While Virginia has not necessarily been the most LGBT-friendly place, this campus has been a “brave” beacon for LGBT advocacy in the state for decades. The University of Richmond's work to become an LGBTQ-inclusive campus began in the 1990s, when sexual orientation was added to its nondiscrimination policy and the school launched its Safe Zone initiative. Since then, the university has implemented same-sex domestic partner benefits for full-time faculty and staff members, added gender identity and expression to its nondiscrimination policy, received four stars on the Campus Pride Index, hired an associate director of LGBTQ life, and started hosting Lavender Graduations, among many other things. The University of Richmond is one of 29 Southern schools with a Campus Pride Index rating of four stars or higher.
In early February the university teamed up with Campus Pride to host the first-ever Campus Pride College Sports Summit. The summit was a two-day event that featured Sue Rankin, Kye Allums, Wade Davis, and even a world premiere screening of The Rugby Player. The event was focused on research findings from the Campus Pride report, LGBTQ student athlete experiences, training resources, and recommended best practices to prevent harassment in college sports.
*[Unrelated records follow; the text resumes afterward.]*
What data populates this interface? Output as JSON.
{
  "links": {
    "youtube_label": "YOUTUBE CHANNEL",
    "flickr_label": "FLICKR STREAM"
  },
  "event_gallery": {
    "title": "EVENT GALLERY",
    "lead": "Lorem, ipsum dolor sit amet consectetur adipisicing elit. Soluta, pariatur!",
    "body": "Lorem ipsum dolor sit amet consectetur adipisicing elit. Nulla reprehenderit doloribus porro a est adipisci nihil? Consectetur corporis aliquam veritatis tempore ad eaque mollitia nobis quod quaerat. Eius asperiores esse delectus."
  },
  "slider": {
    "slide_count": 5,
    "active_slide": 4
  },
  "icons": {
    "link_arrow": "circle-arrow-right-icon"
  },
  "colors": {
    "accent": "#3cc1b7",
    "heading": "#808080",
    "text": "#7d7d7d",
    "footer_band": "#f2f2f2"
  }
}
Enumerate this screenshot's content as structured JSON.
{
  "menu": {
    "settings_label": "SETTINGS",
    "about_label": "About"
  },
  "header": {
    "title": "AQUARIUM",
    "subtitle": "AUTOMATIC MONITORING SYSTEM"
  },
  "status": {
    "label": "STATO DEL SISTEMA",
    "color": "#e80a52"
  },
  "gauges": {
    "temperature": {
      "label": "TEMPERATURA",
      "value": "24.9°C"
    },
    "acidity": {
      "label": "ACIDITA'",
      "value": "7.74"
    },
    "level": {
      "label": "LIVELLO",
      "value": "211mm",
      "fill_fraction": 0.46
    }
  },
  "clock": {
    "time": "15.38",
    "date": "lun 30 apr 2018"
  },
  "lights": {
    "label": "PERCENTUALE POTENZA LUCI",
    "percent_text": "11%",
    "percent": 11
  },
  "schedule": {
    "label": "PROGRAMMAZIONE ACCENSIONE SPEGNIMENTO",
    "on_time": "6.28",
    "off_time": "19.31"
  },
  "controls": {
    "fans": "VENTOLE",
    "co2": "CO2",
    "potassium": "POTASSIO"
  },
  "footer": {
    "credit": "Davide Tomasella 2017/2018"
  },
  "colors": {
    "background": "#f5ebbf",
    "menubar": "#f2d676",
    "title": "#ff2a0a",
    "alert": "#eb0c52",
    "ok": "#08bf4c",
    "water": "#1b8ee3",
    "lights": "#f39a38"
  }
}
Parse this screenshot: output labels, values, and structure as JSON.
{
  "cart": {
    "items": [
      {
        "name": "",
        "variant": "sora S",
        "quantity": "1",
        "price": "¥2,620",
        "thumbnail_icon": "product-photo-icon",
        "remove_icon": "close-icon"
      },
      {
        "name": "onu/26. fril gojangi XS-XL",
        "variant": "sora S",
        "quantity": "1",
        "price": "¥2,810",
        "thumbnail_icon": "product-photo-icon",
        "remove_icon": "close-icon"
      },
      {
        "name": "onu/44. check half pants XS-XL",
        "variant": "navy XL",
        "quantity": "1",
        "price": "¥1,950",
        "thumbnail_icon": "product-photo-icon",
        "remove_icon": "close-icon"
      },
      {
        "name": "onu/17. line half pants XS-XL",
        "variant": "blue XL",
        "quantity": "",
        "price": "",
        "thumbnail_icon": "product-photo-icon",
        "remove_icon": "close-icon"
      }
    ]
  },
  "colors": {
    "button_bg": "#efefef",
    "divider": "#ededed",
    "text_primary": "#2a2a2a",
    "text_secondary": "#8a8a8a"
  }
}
The event reached more than 100 coaches, staff, and student athletes.
In late March the University of Richmond hosted the Q-Summit: A Gathering of Queer Southern Youth. The event was a gathering of queer youth, ages 18-25, who are leaders within the South. The day was filled with movement-building, skill-sharing, and best-practices development that was led by people under the age of 25. The aim was to amplify the experiences of LGBTQ youth of color and trans* youth voices, while gathering to plan the future of their movement. The event welcomed over 130 queer youth activists and featured keynote speakers and presenters who were all 25 years old or younger.
In May the university was recognized by the Richmond Organization for Sexual Minority Youth with a 2014 Catalyst Award at the organization’s annual fundraiser. The Catalyst Award is given to institutions that work with LGBTQ youth and are champions for LGBTQ progress.
A mark of a “brave space” is unyielding advocacy in the face of adversity. As a public research institution, the University of Houston is known for a history of grassroots LGBTQ student organizing and activism.
This past year the University of Houston student senate passed the Josephine Tittsworth Act. The student bill is an attempt to address the safety concerns of transgender people on campus. The bill allows transgender students to use their proper name, title, and gender when completing official university documents.
Today the university boasts a full-service LGBT Resource Center with a program director, student staff, a large selection of annual programming, and an LGBT studies program. As stated, the mission of the center is “to launch the next generation of healthy, proud, academically successful LGBTQ citizens, leaders and advocates.” Some of the center’s key programs include a Peer Mentoring Program to help assist newly LGBTQ-identifying students, a speakers bureau, and a brown bag social lunch to help foster relationships between students and faculty. Programs for faculty and staff include the Cougar Ally Training on LGBTQ issues as well as multiple Cougar Ally Lunch ‘N’ Learns, which provide discussions on select LGBTQ issues.
The University of Houston is one of the two highest-ranked Texas schools listed on the Campus Pride Index, ranked at 4.5 stars out of 5 stars. The campus also has made significant strides on transgender concerns, adding “gender identity/expression” to its nondiscrimination statement and having a gender-inclusive restroom policy that allows students and faculty to use the restroom of their choice. Beginning this fall, the campus has also added transgender-inclusive student health insurance for medical expenses related to hormones and surgery.